§ Work task: All of the data below is to be output exactly as written.

§ Records to use:
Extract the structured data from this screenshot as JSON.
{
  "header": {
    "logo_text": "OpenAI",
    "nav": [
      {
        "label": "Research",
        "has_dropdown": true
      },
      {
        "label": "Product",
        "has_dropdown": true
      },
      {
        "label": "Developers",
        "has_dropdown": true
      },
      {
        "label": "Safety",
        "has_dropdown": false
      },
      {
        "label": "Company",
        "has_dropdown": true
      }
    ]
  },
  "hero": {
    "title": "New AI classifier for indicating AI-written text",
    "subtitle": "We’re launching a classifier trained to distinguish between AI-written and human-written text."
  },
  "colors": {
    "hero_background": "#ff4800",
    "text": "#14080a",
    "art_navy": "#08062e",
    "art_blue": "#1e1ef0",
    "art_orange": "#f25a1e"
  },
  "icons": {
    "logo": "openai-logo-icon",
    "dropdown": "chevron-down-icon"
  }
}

§ Your response:
Extract the structured data from this screenshot as JSON.
{
  "header": {
    "logo_text": "OpenAI",
    "nav": [
      {
        "label": "Research",
        "has_dropdown": true
      },
      {
        "label": "Product",
        "has_dropdown": true
      },
      {
        "label": "Developers",
        "has_dropdown": true
      },
      {
        "label": "Safety",
        "has_dropdown": false
      },
      {
        "label": "Company",
        "has_dropdown": true
      }
    ]
  },
  "hero": {
    "title": "New AI classifier for indicating AI-written text",
    "subtitle": "We’re launching a classifier trained to distinguish between AI-written and human-written text."
  },
  "colors": {
    "hero_background": "#ff4800",
    "text": "#14080a",
    "art_navy": "#08062e",
    "art_blue": "#1e1ef0",
    "art_orange": "#f25a1e"
  },
  "icons": {
    "logo": "openai-logo-icon",
    "dropdown": "chevron-down-icon"
  }
}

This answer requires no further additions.